Most days, I wear ballet flats or high heels. I step lightly, because it’s feminine and pretty steps that are the opposite of fat. It’s one way to prove I’m not too heavy: light, ladylike footsteps. Not always, just sometimes.
But on Sunday, we hike, feet and ankles wrapped in wool socks and sturdy leather.
The forest drips. Midnight’s rain slips from plant to plant. We pause in the bright golden room of a ginkgo grove. Our boots sink into soggy leaves and smack the muck beneath. We jump in puddles. In the pine grove, the needles calm us like lavender, or snow.
Who needs to be lovely and light in the woods? The forest just observes. It silences human striving. A different reverence reigns: for oxygen, water, mud, slopes, critters thrushing in underbrush, valleys, fire, cold streams, clots of chunky moss on fallen trees. The five-year-old of my body leaps high. Swims in clear water, sunbathes in high trees, walks with warm bare feet. She’s never heard of lovely and light.
Lovely and light. Hiking boots crush both. A woman in hiking boots can’t be stopped. She’ll love the trail, and how her hunks of muscle, pounds of strength, and boulders of bones love the trail, too. Hiking boots pull her up, out of her own way; you, too. Put them on. They reverse the signs of an aging will. They speed you swiftly backwards, before you knew how to correct your flesh. They urge you forward, through the forest.
When the hike is over, we drive home. Work awaits. Emails, Tupperwear, garbage pails, waistbands, Victoria’s Secret catalogues, Splenda, ballet flats, and heels. Pick them up where you left off, if you must.

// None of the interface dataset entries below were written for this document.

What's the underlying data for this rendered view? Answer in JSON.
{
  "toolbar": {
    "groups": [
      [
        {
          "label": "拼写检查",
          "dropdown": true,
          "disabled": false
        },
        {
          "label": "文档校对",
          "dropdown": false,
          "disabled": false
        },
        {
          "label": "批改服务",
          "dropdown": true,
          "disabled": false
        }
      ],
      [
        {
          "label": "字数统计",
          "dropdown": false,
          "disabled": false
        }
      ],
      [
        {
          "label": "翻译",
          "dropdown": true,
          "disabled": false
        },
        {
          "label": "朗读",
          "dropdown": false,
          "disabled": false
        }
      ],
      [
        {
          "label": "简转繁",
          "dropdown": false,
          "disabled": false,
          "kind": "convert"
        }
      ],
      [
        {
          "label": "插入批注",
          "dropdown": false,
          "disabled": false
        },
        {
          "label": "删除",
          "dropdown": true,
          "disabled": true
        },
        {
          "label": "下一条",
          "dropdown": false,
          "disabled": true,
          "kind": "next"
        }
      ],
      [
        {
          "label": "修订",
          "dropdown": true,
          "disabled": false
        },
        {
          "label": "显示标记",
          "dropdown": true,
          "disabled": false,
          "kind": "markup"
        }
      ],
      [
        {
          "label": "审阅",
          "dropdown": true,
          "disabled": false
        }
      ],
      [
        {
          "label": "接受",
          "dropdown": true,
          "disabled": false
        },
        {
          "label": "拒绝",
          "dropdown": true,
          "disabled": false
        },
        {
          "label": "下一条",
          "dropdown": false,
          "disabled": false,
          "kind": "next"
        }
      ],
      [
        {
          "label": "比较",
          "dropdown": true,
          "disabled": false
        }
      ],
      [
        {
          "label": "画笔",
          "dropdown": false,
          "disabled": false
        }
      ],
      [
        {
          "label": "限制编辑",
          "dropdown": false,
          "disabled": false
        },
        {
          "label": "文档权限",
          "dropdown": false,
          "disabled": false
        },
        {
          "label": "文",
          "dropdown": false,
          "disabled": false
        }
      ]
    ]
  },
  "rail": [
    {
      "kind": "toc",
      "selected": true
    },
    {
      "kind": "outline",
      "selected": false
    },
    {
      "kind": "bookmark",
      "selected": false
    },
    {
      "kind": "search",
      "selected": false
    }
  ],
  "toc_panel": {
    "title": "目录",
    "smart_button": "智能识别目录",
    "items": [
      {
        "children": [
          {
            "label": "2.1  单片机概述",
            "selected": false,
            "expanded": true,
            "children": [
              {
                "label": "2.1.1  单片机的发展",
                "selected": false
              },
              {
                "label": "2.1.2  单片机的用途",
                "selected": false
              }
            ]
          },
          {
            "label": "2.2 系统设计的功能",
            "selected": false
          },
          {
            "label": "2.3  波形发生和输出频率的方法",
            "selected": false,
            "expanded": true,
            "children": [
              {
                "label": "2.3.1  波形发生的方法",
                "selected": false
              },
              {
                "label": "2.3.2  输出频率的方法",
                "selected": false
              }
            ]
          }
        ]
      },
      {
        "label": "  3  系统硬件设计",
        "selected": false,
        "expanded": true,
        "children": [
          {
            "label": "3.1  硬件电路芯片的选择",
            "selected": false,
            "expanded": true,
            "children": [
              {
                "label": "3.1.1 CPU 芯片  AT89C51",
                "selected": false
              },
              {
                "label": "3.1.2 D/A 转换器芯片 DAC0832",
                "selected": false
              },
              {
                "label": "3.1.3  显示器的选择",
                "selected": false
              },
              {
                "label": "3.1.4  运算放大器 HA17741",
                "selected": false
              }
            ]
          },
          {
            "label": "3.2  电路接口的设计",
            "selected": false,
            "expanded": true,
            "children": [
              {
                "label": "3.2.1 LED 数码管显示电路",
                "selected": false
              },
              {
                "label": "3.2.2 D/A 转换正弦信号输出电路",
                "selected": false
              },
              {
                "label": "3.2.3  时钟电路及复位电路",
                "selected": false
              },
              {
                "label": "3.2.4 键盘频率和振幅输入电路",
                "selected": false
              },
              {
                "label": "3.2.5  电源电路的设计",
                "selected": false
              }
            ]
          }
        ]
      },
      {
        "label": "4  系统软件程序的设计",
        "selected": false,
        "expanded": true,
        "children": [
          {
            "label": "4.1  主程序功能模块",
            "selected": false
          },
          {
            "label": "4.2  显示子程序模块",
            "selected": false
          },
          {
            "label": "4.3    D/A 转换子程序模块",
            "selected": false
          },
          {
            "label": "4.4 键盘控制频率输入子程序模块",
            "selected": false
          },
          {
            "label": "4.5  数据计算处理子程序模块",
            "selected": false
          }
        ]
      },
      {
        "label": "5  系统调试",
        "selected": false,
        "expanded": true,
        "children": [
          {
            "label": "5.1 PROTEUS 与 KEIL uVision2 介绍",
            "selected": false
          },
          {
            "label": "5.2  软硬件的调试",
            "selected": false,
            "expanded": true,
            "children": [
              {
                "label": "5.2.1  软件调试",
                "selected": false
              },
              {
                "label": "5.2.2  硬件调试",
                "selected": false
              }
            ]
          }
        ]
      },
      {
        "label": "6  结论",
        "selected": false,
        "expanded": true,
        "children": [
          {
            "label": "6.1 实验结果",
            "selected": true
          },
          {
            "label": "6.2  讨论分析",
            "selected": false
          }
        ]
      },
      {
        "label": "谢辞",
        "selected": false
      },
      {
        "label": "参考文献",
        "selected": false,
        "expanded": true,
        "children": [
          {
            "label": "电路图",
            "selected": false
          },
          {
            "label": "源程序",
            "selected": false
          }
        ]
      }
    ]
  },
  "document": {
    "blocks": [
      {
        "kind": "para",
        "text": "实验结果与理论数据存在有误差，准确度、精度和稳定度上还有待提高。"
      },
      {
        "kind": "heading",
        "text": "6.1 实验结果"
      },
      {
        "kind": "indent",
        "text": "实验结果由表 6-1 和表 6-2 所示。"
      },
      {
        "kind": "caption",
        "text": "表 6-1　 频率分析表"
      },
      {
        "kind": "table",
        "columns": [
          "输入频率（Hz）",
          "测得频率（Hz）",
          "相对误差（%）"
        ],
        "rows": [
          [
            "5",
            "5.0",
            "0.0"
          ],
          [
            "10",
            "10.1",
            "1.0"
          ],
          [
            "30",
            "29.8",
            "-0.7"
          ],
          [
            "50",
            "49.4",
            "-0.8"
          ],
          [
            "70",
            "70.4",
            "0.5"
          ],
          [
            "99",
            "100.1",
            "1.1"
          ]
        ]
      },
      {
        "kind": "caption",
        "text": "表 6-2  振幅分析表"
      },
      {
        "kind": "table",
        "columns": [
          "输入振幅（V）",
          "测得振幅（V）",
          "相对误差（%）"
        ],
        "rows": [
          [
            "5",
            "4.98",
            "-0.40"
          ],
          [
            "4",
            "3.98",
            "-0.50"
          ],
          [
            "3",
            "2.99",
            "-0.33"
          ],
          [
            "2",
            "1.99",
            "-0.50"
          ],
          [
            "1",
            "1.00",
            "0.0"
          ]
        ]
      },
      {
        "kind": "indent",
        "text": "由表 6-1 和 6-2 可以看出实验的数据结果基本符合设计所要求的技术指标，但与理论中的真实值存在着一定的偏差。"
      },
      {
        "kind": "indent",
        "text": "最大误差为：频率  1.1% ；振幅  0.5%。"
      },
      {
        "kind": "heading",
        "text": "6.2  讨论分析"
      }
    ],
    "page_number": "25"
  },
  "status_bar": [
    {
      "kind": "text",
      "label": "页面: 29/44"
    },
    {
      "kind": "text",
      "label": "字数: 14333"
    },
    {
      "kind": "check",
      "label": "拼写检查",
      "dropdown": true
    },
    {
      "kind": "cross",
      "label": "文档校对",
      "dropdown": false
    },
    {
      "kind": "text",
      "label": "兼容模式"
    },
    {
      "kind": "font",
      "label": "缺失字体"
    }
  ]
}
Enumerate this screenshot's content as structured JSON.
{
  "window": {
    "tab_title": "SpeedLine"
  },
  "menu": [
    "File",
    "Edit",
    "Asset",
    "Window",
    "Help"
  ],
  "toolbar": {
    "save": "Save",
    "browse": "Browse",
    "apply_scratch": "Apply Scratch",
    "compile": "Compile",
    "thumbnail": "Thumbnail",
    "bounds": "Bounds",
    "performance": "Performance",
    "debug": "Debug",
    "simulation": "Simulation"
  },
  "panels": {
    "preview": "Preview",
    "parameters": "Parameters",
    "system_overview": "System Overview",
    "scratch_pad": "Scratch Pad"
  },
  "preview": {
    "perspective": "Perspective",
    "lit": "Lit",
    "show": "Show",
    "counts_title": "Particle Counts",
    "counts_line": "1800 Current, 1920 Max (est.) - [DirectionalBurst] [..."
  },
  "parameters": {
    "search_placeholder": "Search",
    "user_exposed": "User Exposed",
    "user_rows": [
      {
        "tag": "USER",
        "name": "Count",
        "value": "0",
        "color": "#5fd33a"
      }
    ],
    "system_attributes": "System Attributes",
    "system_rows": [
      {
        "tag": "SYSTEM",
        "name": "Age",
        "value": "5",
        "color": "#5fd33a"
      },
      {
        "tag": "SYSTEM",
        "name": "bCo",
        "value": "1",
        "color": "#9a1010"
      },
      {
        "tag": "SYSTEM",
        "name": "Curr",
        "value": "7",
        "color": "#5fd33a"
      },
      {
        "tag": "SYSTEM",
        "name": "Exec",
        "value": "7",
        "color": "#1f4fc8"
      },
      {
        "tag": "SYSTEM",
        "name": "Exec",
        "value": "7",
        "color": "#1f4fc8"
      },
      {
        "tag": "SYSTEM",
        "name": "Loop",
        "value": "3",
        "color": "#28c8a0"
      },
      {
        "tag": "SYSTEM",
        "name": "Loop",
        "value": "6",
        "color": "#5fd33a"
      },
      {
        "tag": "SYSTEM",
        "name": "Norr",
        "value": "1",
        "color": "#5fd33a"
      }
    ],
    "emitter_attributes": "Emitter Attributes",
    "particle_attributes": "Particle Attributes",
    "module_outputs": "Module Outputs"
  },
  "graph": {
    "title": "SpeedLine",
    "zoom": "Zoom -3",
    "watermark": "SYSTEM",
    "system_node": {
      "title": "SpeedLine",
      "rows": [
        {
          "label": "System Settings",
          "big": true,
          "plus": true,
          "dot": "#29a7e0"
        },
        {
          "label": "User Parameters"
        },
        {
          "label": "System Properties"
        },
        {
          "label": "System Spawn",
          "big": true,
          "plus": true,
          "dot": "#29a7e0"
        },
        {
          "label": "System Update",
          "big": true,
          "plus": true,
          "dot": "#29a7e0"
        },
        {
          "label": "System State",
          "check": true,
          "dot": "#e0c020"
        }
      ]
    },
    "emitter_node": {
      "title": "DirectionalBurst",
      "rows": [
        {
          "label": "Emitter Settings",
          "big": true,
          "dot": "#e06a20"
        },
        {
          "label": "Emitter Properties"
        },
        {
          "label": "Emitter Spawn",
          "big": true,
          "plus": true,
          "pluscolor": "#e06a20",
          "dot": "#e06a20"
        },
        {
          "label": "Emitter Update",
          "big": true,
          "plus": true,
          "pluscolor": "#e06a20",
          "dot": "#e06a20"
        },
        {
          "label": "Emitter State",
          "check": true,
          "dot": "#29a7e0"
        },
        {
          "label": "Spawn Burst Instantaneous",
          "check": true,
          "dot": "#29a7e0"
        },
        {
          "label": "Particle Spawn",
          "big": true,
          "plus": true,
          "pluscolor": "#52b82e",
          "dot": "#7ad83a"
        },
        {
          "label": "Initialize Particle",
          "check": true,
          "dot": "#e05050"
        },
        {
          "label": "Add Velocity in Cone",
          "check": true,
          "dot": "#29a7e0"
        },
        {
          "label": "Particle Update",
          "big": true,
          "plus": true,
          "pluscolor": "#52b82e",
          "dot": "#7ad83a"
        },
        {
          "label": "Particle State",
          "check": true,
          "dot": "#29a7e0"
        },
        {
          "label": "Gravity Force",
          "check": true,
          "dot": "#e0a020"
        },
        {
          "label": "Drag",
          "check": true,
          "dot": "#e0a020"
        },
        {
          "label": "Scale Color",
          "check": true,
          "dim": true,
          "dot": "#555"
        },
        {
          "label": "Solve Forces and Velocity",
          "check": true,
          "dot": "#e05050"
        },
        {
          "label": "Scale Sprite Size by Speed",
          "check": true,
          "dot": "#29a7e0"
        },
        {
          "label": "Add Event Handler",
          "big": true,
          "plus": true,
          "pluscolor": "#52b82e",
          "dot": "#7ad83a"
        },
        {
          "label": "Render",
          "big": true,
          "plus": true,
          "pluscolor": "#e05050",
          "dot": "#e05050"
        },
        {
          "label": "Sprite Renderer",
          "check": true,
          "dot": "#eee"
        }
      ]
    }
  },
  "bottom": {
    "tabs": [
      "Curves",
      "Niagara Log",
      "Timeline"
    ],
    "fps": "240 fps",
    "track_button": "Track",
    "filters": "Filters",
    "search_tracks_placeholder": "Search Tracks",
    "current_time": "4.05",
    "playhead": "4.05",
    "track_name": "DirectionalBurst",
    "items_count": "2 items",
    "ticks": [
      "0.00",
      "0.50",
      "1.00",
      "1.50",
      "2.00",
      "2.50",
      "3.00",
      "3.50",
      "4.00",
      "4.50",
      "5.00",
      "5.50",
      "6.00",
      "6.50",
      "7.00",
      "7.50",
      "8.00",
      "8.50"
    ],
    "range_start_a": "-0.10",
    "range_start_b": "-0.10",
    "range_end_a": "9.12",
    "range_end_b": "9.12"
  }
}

But put your hiking boots on again — soon. Go to the woods. Revere the weight of the world in peace.